*** Block opens ***

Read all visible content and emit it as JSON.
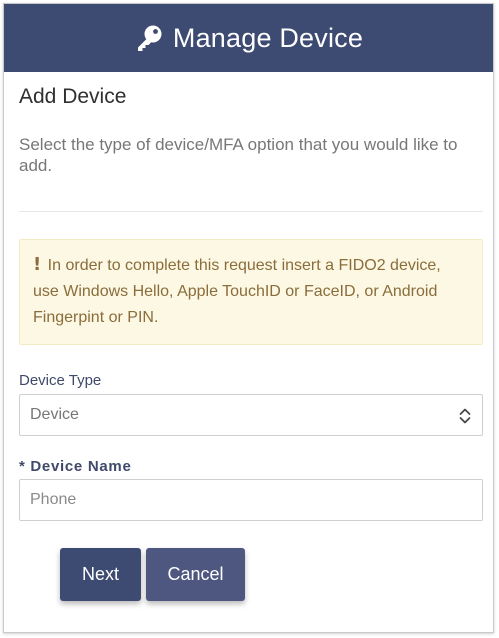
{
  "header": {
    "title": "Manage Device",
    "icon": "key-icon"
  },
  "page": {
    "heading": "Add Device",
    "intro": "Select the type of device/MFA option that you would like to add."
  },
  "alert": {
    "icon": "!",
    "text": "In order to complete this request insert a FIDO2 device, use Windows Hello, Apple TouchID or FaceID, or Android Fingerpint or PIN."
  },
  "form": {
    "device_type": {
      "label": "Device Type",
      "selected": "Device"
    },
    "device_name": {
      "label": "* Device Name",
      "placeholder": "Phone",
      "value": ""
    }
  },
  "buttons": {
    "next": "Next",
    "cancel": "Cancel"
  },
  "colors": {
    "header_bg": "#3d4a72",
    "alert_bg": "#fcf8e3",
    "alert_text": "#8a6d3b",
    "button_primary": "#3d4a72",
    "button_secondary": "#4e5780"
  }
}
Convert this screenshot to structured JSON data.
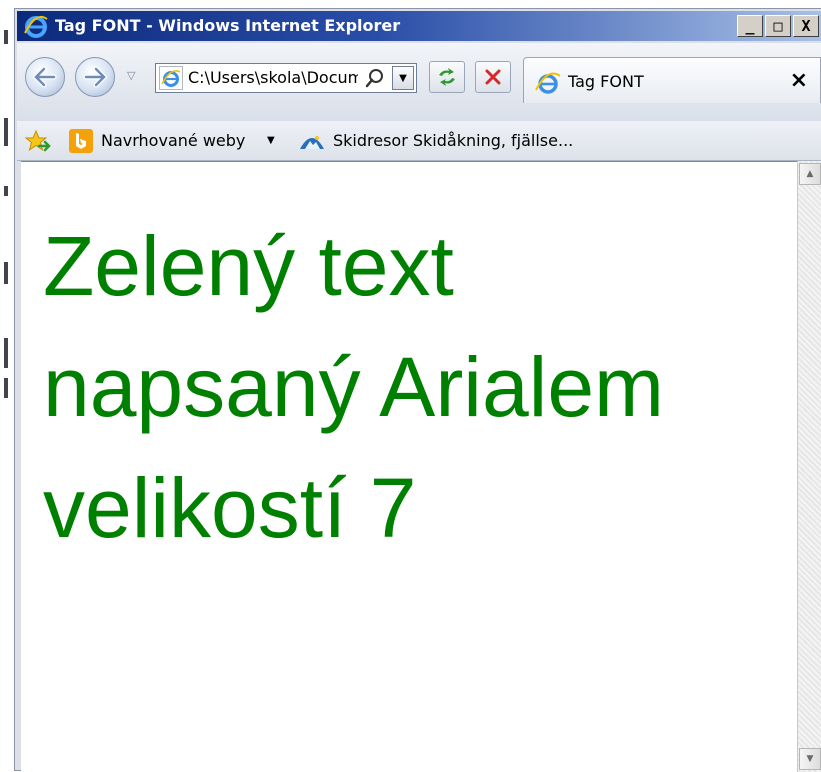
{
  "window": {
    "title": "Tag FONT - Windows Internet Explorer",
    "minimize_label": "_",
    "maximize_label": "□",
    "close_label": "X"
  },
  "navigation": {
    "address": "C:\\Users\\skola\\Documents\\font.html",
    "tab_title": "Tag FONT",
    "tab_close_label": "×"
  },
  "favorites": {
    "items": [
      {
        "label": "Navrhované weby"
      },
      {
        "label": "Skidresor Skidåkning, fjällse..."
      }
    ]
  },
  "page": {
    "text": "Zelený text napsaný Arialem velikostí 7",
    "text_color": "#008000",
    "font_size_attribute": "7"
  },
  "colors": {
    "titlebar_start": "#0c2a7c",
    "titlebar_end": "#a8c0e6",
    "content_background": "#ffffff"
  },
  "icons": {
    "back": "back-arrow-icon",
    "forward": "forward-arrow-icon",
    "refresh": "refresh-icon",
    "stop": "stop-icon",
    "search": "search-icon",
    "favorites": "favorites-star-icon"
  }
}
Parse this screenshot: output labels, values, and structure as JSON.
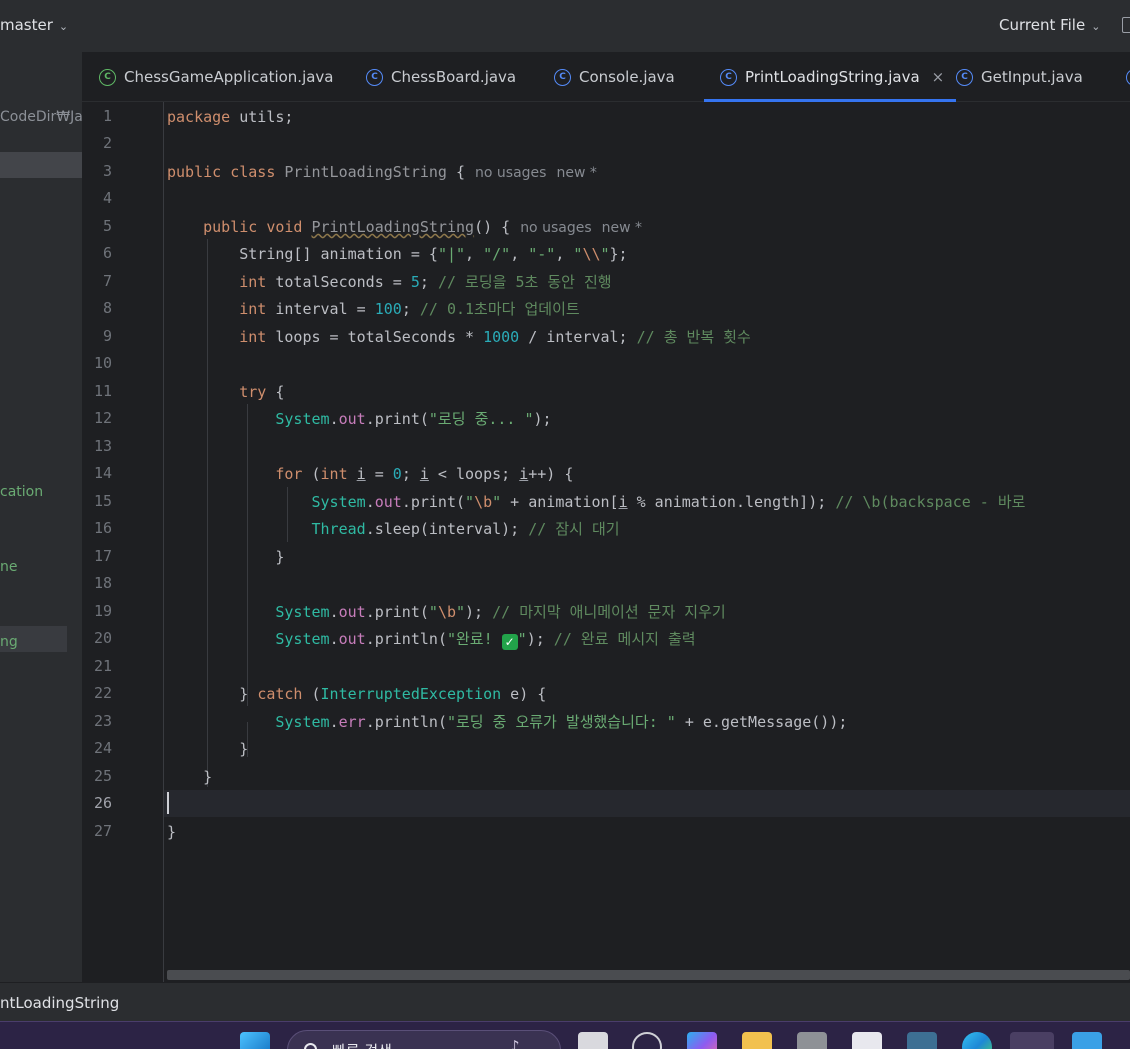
{
  "topbar": {
    "branch": "master",
    "run_config": "Current File",
    "branch_icon": "chevron-down-icon",
    "run_icon": "chevron-down-icon"
  },
  "tabs": [
    {
      "label": "ChessGameApplication.java",
      "icon": "class-icon",
      "color": "#5fb865",
      "active": false
    },
    {
      "label": "ChessBoard.java",
      "icon": "class-icon",
      "color": "#548af7",
      "active": false
    },
    {
      "label": "Console.java",
      "icon": "class-icon",
      "color": "#548af7",
      "active": false
    },
    {
      "label": "PrintLoadingString.java",
      "icon": "class-icon",
      "color": "#548af7",
      "active": true,
      "close": "×"
    },
    {
      "label": "GetInput.java",
      "icon": "class-icon",
      "color": "#548af7",
      "active": false
    }
  ],
  "project_panel": {
    "path": "CodeDir₩Ja",
    "items": [
      "cation",
      "ne",
      "ng"
    ]
  },
  "editor": {
    "line_numbers": [
      "1",
      "2",
      "3",
      "4",
      "5",
      "6",
      "7",
      "8",
      "9",
      "10",
      "11",
      "12",
      "13",
      "14",
      "15",
      "16",
      "17",
      "18",
      "19",
      "20",
      "21",
      "22",
      "23",
      "24",
      "25",
      "26",
      "27"
    ],
    "current_line": "26",
    "hints": {
      "class_usages": "no usages",
      "class_new": "new *",
      "method_usages": "no usages",
      "method_new": "new *"
    },
    "tokens": {
      "l1_kw": "package",
      "l1_rest": " utils;",
      "l3_kw1": "public",
      "l3_kw2": "class",
      "l3_name": "PrintLoadingString",
      "l3_rest": " {",
      "l5_kw1": "public",
      "l5_kw2": "void",
      "l5_name": "PrintLoadingString",
      "l5_rest": "() {",
      "l6_a": "String[] animation = {",
      "l6_s1": "\"|\"",
      "l6_c1": ", ",
      "l6_s2": "\"/\"",
      "l6_c2": ", ",
      "l6_s3": "\"-\"",
      "l6_c3": ", ",
      "l6_s4a": "\"",
      "l6_s4esc": "\\\\",
      "l6_s4b": "\"",
      "l6_end": "};",
      "l7_kw": "int",
      "l7_a": " totalSeconds = ",
      "l7_num": "5",
      "l7_b": "; ",
      "l7_cmt": "// 로딩을 5초 동안 진행",
      "l8_kw": "int",
      "l8_a": " interval = ",
      "l8_num": "100",
      "l8_b": "; ",
      "l8_cmt": "// 0.1초마다 업데이트",
      "l9_kw": "int",
      "l9_a": " loops = totalSeconds * ",
      "l9_num": "1000",
      "l9_b": " / interval; ",
      "l9_cmt": "// 총 반복 횟수",
      "l11_kw": "try",
      "l11_rest": " {",
      "l12_sys": "System",
      "l12_dot1": ".",
      "l12_out": "out",
      "l12_dot2": ".",
      "l12_m": "print",
      "l12_p1": "(",
      "l12_str": "\"로딩 중... \"",
      "l12_end": ");",
      "l14_kw": "for",
      "l14_a": " (",
      "l14_kw2": "int",
      "l14_i1": "i",
      "l14_b": " = ",
      "l14_num": "0",
      "l14_c": "; ",
      "l14_i2": "i",
      "l14_d": " < loops; ",
      "l14_i3": "i",
      "l14_e": "++) {",
      "l15_sys": "System",
      "l15_dot1": ".",
      "l15_out": "out",
      "l15_dot2": ".",
      "l15_m": "print",
      "l15_p1": "(",
      "l15_s1": "\"",
      "l15_esc": "\\b",
      "l15_s2": "\"",
      "l15_a": " + animation[",
      "l15_i": "i",
      "l15_b": " % animation.length]); ",
      "l15_cmt": "// \\b(backspace - 바로",
      "l16_cls": "Thread",
      "l16_dot": ".",
      "l16_m": "sleep",
      "l16_a": "(interval); ",
      "l16_cmt": "// 잠시 대기",
      "l17": "}",
      "l19_sys": "System",
      "l19_dot1": ".",
      "l19_out": "out",
      "l19_dot2": ".",
      "l19_m": "print",
      "l19_p1": "(",
      "l19_s1": "\"",
      "l19_esc": "\\b",
      "l19_s2": "\"",
      "l19_a": "); ",
      "l19_cmt": "// 마지막 애니메이션 문자 지우기",
      "l20_sys": "System",
      "l20_dot1": ".",
      "l20_out": "out",
      "l20_dot2": ".",
      "l20_m": "println",
      "l20_p1": "(",
      "l20_s1": "\"완료! ",
      "l20_check": "✓",
      "l20_s2": "\"",
      "l20_a": "); ",
      "l20_cmt": "// 완료 메시지 출력",
      "l22_a": "} ",
      "l22_kw": "catch",
      "l22_b": " (",
      "l22_ty": "InterruptedException",
      "l22_c": " e) {",
      "l23_sys": "System",
      "l23_dot1": ".",
      "l23_err": "err",
      "l23_dot2": ".",
      "l23_m": "println",
      "l23_p1": "(",
      "l23_str": "\"로딩 중 오류가 발생했습니다: \"",
      "l23_a": " + e.",
      "l23_m2": "getMessage",
      "l23_end": "());",
      "l24": "}",
      "l25": "}",
      "l27": "}"
    }
  },
  "statusbar": {
    "breadcrumb": "ntLoadingString"
  },
  "taskbar": {
    "search_placeholder": "빠른 검색",
    "icons": [
      "windows-start-icon",
      "search-icon",
      "file-icon",
      "settings-icon",
      "copilot-icon",
      "folder-icon",
      "camera-icon",
      "store-icon",
      "mysql-icon",
      "edge-icon",
      "java-icon",
      "calendar-icon"
    ]
  }
}
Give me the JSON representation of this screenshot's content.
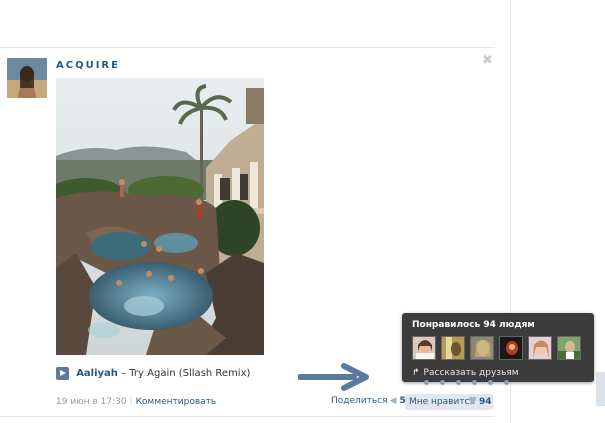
{
  "post": {
    "author": "ACQUIRE",
    "close": "✖",
    "audio": {
      "artist": "Aaliyah",
      "dash": "–",
      "title": "Try Again (Sllash Remix)"
    },
    "date": "19 июн в 17:30",
    "separator": "|",
    "comment": "Комментировать",
    "share": {
      "label": "Поделиться",
      "icon": "megaphone-icon",
      "count": "5"
    },
    "like": {
      "label": "Мне нравится",
      "icon": "heart-icon",
      "count": "94"
    }
  },
  "popup": {
    "title": "Понравилось 94 людям",
    "tell_friends": "Рассказать друзьям",
    "tell_icon": "share-arrow-icon",
    "liker_count": 6
  },
  "colors": {
    "link": "#2b587a",
    "popup_bg": "#3c3c3c",
    "like_bg": "#e1e7ed",
    "arrow": "#5a7a9e"
  }
}
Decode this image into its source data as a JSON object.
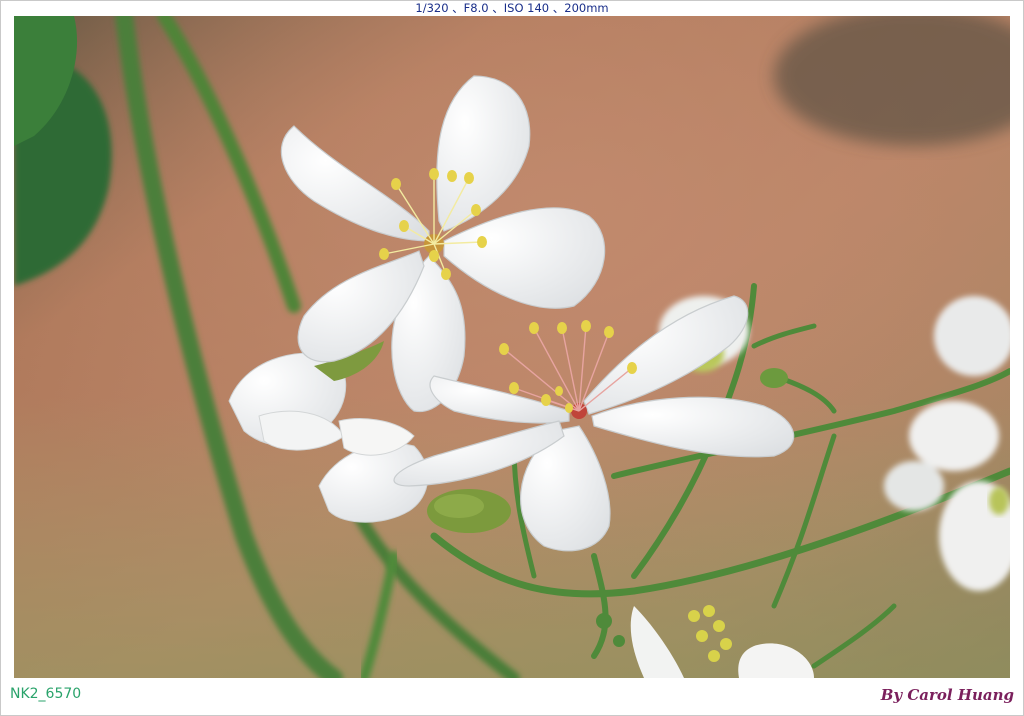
{
  "header": {
    "exif": "1/320 、F8.0 、ISO 140 、200mm"
  },
  "footer": {
    "file_id": "NK2_6570",
    "signature": "By Carol Huang"
  },
  "photo": {
    "subject": "white-flower-cluster",
    "colors": {
      "background_warm": "#b07a5c",
      "background_dark": "#5a4a3a",
      "stem_green": "#4f8a3a",
      "petal_white": "#f7f7f5",
      "stamen_yellow": "#e6d24a",
      "center_red": "#c0443a"
    }
  }
}
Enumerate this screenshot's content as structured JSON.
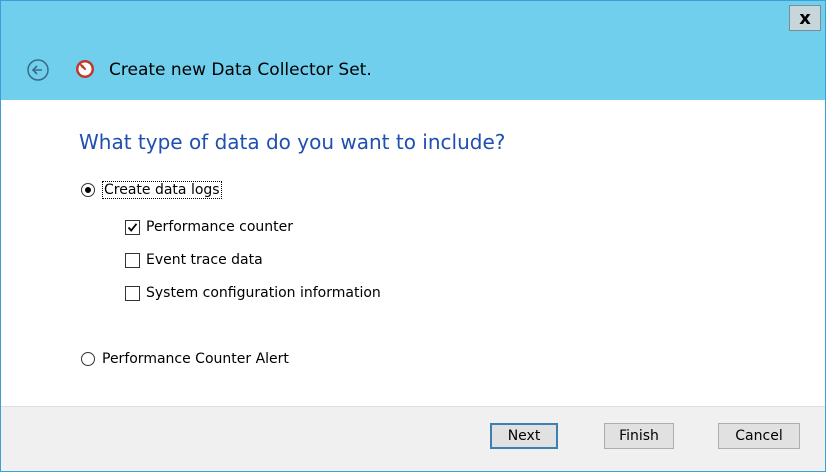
{
  "window": {
    "close_label": "x",
    "title": "Create new Data Collector Set."
  },
  "content": {
    "heading": "What type of data do you want to include?",
    "options": {
      "create_data_logs": {
        "label": "Create data logs",
        "selected": true
      },
      "performance_counter_alert": {
        "label": "Performance Counter Alert",
        "selected": false
      }
    },
    "checkboxes": [
      {
        "label": "Performance counter",
        "checked": true
      },
      {
        "label": "Event trace data",
        "checked": false
      },
      {
        "label": "System configuration information",
        "checked": false
      }
    ]
  },
  "footer": {
    "next_label": "Next",
    "finish_label": "Finish",
    "cancel_label": "Cancel"
  },
  "icons": {
    "back": "back-arrow-icon",
    "app": "performance-monitor-icon",
    "radio": "radio-icon",
    "check": "checkmark-icon"
  },
  "colors": {
    "titlebar": "#6fcfec",
    "heading": "#1f4fb0",
    "footer": "#f0f0f0"
  }
}
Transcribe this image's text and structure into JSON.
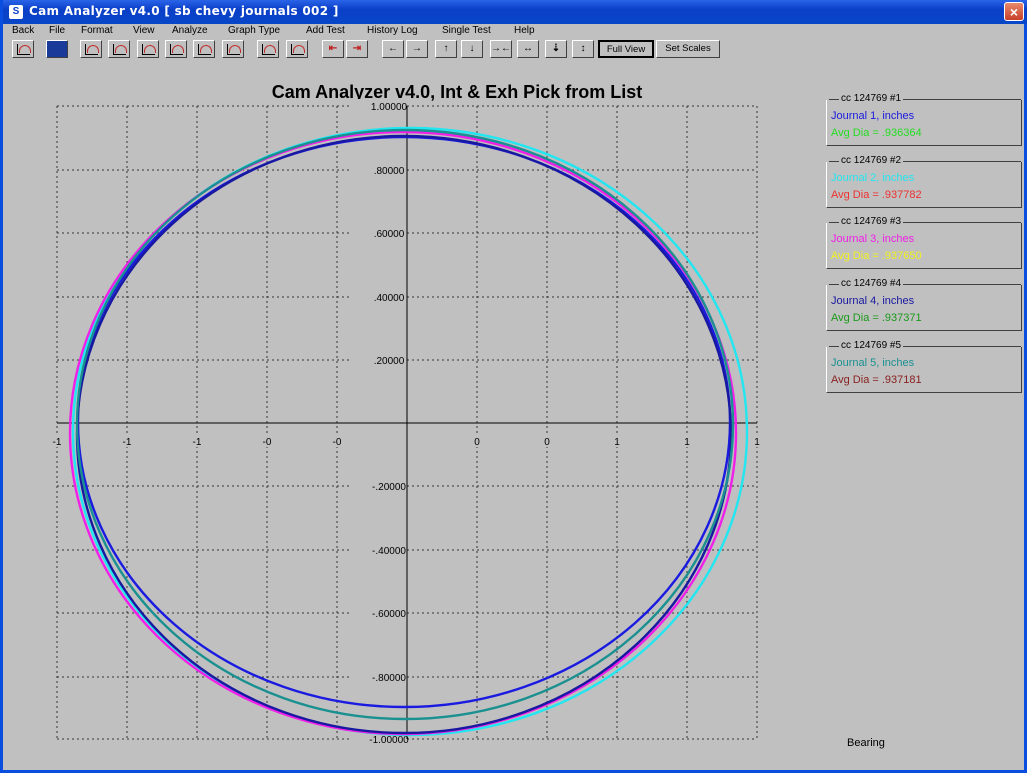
{
  "window": {
    "title": "Cam Analyzer v4.0  [ sb chevy journals 002 ]",
    "close_glyph": "×"
  },
  "menu": [
    "Back",
    "File",
    "Format",
    "View",
    "Analyze",
    "Graph Type",
    "Add Test",
    "History Log",
    "Single Test",
    "Help"
  ],
  "toolbar": {
    "full_view": "Full View",
    "set_scales": "Set Scales"
  },
  "chart_data": {
    "type": "polar-overlay",
    "title": "Cam Analyzer v4.0,   Int & Exh Pick from List",
    "y_ticks": [
      "1.00000",
      ".80000",
      ".60000",
      ".40000",
      ".20000",
      "-.20000",
      "-.40000",
      "-.60000",
      "-.80000",
      "-1.00000"
    ],
    "x_ticks": [
      "-1",
      "-1",
      "-1",
      "-0",
      "-0",
      "0",
      "0",
      "1",
      "1",
      "1"
    ],
    "grid": true,
    "series": [
      {
        "name": "Journal 1, inches",
        "color": "#1a1ae0",
        "avg": "Avg Dia = .936364",
        "avg_color": "#22dd22"
      },
      {
        "name": "Journal 2, inches",
        "color": "#22e6f0",
        "avg": "Avg Dia = .937782",
        "avg_color": "#ee3030"
      },
      {
        "name": "Journal 3, inches",
        "color": "#f020e8",
        "avg": "Avg Dia = .937650",
        "avg_color": "#f0f020"
      },
      {
        "name": "Journal 4, inches",
        "color": "#1818a0",
        "avg": "Avg Dia = .937371",
        "avg_color": "#1a9a1a"
      },
      {
        "name": "Journal 5, inches",
        "color": "#1a9090",
        "avg": "Avg Dia = .937181",
        "avg_color": "#8a2020"
      }
    ]
  },
  "legend": [
    {
      "title": "cc 124769 #1"
    },
    {
      "title": "cc 124769 #2"
    },
    {
      "title": "cc 124769 #3"
    },
    {
      "title": "cc 124769 #4"
    },
    {
      "title": "cc 124769 #5"
    }
  ],
  "footer_label": "Bearing"
}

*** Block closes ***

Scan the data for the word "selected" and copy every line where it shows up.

      "selected": "Device"
        "selected": true
        "selected": false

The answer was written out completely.